Fellow drivers in Seattle are in danger of losing many of the freedoms that make ridesharing so appealing. Drivers no longer would be able to work when, where and how long they want. They could be forced into legally binding agreement that mandate minimum or maximum working hours and limit their shifts to certain days or set times.
The note shows that car rental companies receive a national yearly total of over $3 billion in tax breaks.
The note also provides data showing how much rental car companies received in sales tax exemptions in 2016.
Unlike car rental companies, people who use apps like Turo to lease out their cars do not enjoy these tax breaks
Ignoring this multi-billion dollar tax break, car rental companies claim that peer-to-peer car sharing platforms like Turo are the same as car rental companies. Big car rental companies are using “level playing field” rhetoric to justify calls for stiff regulations onto peer-to-peer car platforms designed to skew in favor of big rental.
Technology has given us more freedom to choose the way we work, live, travel, and shop. But many Americans are hitting bureaucratic roadblocks on their way find full-and part-time work with peer-to-peer services like Lyft, Postmates, and Handy. These roadblocks are not just bad for workers, but also for consumers, commerce, and the tax revenue that comes with it.

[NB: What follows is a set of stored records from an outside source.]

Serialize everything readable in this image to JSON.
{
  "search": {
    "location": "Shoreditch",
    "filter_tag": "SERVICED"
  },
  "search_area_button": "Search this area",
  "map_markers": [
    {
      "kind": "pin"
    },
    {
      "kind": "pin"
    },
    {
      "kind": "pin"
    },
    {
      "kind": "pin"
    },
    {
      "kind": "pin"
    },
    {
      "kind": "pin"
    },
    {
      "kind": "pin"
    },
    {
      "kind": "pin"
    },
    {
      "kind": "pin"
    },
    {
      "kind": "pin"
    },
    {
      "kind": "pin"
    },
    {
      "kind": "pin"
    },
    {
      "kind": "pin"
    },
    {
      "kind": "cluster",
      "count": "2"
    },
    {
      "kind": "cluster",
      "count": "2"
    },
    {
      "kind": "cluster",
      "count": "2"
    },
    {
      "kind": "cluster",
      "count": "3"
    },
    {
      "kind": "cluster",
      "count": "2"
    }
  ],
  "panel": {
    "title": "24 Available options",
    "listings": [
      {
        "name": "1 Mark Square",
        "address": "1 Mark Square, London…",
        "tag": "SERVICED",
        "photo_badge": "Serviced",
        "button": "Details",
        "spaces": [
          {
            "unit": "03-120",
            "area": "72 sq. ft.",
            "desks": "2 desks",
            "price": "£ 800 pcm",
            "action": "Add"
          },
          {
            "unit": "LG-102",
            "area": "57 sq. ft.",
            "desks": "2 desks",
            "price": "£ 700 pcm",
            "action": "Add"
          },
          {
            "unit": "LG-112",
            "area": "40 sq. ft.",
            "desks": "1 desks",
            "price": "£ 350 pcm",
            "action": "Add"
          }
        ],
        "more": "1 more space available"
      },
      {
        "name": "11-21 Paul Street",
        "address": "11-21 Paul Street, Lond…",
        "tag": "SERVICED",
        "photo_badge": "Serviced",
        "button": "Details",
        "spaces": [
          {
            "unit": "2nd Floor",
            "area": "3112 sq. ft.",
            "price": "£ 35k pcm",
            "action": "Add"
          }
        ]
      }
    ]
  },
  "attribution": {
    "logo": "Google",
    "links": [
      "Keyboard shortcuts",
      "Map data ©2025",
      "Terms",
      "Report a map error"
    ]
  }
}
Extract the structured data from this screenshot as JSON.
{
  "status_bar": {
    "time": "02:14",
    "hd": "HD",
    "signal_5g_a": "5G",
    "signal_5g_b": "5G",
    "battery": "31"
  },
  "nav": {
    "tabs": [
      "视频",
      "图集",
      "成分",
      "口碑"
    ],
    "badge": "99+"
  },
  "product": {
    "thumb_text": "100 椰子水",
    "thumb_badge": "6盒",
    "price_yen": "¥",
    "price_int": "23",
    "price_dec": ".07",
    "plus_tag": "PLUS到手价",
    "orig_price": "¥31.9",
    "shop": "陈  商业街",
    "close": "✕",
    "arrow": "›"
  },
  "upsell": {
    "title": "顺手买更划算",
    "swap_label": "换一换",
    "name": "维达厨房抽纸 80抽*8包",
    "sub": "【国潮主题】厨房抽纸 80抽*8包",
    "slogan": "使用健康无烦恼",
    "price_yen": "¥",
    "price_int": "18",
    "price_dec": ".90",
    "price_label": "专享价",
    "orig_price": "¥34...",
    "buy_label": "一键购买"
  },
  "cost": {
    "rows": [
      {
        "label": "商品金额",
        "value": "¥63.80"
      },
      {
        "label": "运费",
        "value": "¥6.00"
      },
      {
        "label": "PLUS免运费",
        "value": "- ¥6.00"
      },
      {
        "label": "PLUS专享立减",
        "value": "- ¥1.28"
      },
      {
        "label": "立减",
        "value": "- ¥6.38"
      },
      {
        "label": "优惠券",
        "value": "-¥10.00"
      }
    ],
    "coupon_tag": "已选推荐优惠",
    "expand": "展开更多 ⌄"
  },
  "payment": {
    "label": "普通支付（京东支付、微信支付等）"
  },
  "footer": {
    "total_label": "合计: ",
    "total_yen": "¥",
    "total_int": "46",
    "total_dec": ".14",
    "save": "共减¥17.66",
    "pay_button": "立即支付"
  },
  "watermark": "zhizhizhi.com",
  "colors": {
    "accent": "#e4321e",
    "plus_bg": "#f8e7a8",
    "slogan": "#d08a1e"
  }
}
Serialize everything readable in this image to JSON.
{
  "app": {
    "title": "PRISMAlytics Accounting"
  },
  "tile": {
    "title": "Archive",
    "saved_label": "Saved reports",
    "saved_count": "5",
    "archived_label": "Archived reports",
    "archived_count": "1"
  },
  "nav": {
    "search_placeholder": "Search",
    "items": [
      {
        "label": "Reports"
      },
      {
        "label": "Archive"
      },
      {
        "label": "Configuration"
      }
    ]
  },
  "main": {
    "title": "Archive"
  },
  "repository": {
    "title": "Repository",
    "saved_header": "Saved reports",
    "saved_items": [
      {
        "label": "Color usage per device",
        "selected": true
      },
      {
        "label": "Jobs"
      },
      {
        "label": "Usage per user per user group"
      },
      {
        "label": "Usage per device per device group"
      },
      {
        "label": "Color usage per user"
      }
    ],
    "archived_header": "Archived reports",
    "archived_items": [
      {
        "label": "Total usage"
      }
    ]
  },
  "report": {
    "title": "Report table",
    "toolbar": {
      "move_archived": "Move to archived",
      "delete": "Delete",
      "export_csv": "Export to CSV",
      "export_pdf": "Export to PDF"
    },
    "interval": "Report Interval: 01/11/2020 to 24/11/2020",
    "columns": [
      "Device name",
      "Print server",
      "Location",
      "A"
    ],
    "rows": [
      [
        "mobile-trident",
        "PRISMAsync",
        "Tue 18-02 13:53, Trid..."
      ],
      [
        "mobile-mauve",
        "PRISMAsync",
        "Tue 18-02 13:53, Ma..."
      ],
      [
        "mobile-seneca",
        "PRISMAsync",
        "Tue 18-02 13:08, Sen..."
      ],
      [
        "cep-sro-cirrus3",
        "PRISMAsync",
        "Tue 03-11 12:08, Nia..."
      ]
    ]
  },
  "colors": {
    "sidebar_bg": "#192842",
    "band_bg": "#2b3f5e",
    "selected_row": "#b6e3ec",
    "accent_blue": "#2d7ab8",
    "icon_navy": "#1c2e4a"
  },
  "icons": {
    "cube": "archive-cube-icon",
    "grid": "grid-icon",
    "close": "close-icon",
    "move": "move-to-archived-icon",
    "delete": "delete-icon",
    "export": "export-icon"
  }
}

Some of these roadblocks are intentionally created by incumbents trying to prevent competition. But others are just legacy rules and laws that impede the fast-moving trend of workers moving into more flexible, freelance forms of employment.
Detroit doesn’t place burdensome regulations on automobile manufacturers; Idaho doesn’t put undue restrictions and hurdles in front of potato farmers; and California takes steps to protect its farmers — because these industries are part of the lifeblood and identity of their respective states.
These industries do more than just create jobs, tax revenue and prestige — they became a symbol of who they are, part of the fabric of the community and the economy.
Home-sharing and short-term rentals have been a boon to New Yorkers and other citizens across the country, enabling homeowners to better afford skyrocketing rents and home prices in the nation’s hottest real estate markets. In addition, it has provided tourists and business travelers with additional lodging options and kept neighborhood restaurants and businesses bustling.
Kudos to the state of Arizona State for proving that innovative problem solving is alive and well in the Grand Canyon State.
This past week, Governor Ducey signed into law landmark legislation that creates a blueprint for how all states should handle home sharing platforms such as HomeAway and Airbnb. Not willing to rely on out-of-date, arcane regulation, created long before the first .com, Arizona chose the path of regulatory and legislative disruption. The result was Senate Bill 1350. Read more